#### Exercise requirements:
The required result is a copy of each line below in which "Clarification" appears.

#### Input records:
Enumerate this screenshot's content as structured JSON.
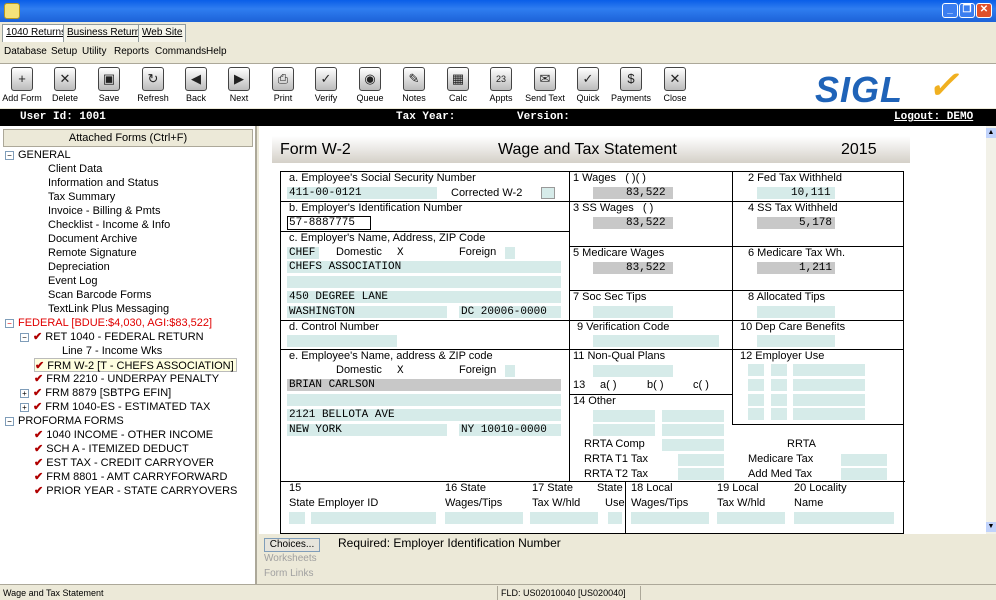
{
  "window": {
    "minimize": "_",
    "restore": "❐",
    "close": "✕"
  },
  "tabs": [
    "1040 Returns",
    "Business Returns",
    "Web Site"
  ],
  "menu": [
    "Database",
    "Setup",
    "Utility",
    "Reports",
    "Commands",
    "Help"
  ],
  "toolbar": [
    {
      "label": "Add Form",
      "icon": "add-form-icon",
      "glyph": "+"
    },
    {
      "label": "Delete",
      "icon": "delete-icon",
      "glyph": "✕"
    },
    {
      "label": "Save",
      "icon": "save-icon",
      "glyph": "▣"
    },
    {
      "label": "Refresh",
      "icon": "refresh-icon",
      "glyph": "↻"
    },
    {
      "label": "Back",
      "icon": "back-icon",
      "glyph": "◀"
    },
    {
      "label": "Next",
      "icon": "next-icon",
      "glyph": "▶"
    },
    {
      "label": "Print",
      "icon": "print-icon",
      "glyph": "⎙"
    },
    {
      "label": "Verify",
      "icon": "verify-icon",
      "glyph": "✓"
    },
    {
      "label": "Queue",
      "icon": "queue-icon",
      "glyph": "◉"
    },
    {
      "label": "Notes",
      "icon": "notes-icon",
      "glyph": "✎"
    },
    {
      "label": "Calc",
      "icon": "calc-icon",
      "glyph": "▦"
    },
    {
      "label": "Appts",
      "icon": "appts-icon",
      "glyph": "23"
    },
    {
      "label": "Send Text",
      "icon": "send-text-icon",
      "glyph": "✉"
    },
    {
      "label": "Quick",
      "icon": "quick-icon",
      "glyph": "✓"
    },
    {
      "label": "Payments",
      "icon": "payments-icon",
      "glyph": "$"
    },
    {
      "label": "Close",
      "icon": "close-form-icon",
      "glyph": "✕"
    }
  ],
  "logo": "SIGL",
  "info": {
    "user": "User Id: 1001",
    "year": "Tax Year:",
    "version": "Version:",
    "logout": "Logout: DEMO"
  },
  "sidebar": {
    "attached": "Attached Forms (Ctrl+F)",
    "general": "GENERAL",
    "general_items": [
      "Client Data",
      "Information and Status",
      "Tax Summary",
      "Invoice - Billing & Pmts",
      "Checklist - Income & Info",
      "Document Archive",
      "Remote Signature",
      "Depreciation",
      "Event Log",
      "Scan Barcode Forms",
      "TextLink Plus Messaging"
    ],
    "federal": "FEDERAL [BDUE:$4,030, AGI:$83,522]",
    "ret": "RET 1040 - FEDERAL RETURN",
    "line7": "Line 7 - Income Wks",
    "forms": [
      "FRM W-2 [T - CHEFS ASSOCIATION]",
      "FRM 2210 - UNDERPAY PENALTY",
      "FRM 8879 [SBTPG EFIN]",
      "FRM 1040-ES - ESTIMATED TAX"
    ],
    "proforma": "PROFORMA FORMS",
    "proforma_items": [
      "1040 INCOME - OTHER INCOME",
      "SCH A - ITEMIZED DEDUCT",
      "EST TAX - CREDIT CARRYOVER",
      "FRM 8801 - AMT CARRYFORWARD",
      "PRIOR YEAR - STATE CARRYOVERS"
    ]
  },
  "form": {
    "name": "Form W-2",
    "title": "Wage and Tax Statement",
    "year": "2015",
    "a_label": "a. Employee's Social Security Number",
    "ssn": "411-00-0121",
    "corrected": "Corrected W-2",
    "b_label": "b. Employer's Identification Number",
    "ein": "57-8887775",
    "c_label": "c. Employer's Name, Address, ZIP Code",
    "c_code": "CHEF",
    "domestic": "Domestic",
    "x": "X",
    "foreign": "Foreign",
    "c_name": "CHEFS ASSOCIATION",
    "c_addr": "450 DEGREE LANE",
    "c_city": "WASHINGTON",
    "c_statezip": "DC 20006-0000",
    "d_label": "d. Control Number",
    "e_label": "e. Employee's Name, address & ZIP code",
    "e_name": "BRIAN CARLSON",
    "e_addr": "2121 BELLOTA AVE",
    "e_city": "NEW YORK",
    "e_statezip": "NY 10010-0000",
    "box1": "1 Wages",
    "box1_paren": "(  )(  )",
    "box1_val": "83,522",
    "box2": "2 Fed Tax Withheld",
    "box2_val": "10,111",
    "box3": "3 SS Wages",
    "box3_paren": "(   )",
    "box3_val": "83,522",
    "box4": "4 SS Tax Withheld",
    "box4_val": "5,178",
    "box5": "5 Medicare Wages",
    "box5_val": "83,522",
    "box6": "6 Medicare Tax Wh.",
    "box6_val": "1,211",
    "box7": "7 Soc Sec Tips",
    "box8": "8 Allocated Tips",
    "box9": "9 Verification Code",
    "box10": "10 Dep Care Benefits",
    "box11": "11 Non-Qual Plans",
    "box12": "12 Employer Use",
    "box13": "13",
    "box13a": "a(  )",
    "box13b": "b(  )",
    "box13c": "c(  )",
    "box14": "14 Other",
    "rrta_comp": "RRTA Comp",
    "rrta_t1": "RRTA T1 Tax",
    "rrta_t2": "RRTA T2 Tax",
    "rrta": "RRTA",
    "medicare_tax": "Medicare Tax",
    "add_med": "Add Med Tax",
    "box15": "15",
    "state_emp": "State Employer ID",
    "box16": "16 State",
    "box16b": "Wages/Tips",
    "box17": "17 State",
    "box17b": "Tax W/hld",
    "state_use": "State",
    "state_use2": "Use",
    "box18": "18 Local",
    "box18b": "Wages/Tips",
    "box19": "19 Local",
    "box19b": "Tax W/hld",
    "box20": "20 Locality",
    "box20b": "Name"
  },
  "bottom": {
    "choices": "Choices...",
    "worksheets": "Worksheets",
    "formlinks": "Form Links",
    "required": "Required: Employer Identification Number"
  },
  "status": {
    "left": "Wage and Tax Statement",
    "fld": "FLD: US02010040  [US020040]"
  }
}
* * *
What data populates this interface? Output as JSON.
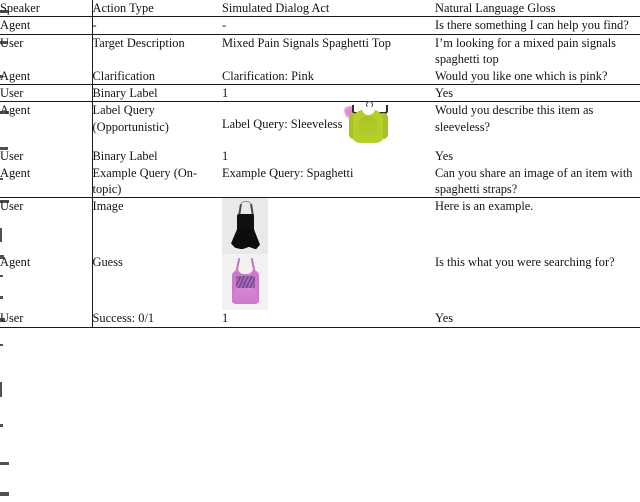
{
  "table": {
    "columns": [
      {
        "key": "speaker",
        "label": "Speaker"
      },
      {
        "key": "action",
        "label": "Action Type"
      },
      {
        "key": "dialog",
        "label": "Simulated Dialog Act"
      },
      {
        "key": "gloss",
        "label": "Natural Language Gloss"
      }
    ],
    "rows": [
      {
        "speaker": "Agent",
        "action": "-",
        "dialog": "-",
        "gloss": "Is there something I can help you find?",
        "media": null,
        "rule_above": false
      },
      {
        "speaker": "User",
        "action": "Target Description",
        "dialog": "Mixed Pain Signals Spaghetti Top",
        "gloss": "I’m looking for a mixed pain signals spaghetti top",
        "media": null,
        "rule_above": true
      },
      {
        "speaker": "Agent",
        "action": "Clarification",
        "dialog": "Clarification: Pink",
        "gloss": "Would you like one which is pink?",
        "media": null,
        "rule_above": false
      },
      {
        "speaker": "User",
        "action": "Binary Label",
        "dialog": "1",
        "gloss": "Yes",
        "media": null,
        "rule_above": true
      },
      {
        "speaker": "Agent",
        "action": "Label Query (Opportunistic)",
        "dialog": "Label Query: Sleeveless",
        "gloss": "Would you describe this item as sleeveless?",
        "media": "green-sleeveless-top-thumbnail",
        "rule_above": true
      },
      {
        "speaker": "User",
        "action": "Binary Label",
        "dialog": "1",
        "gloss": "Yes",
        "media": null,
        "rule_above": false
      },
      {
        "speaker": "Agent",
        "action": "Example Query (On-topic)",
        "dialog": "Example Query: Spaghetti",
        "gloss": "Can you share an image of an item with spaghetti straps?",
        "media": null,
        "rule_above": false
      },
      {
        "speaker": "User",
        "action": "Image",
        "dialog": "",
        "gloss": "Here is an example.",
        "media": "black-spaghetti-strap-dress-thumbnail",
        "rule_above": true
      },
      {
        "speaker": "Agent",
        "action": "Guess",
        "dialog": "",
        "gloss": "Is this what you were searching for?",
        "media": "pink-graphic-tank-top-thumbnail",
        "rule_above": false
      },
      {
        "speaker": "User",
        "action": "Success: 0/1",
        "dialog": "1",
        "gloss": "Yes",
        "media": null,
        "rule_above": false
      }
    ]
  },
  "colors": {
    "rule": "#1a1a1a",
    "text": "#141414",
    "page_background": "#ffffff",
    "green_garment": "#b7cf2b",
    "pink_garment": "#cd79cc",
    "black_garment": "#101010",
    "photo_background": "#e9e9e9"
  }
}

#### Response area:
        "action": "Clarification",
        "dialog": "Clarification: Pink",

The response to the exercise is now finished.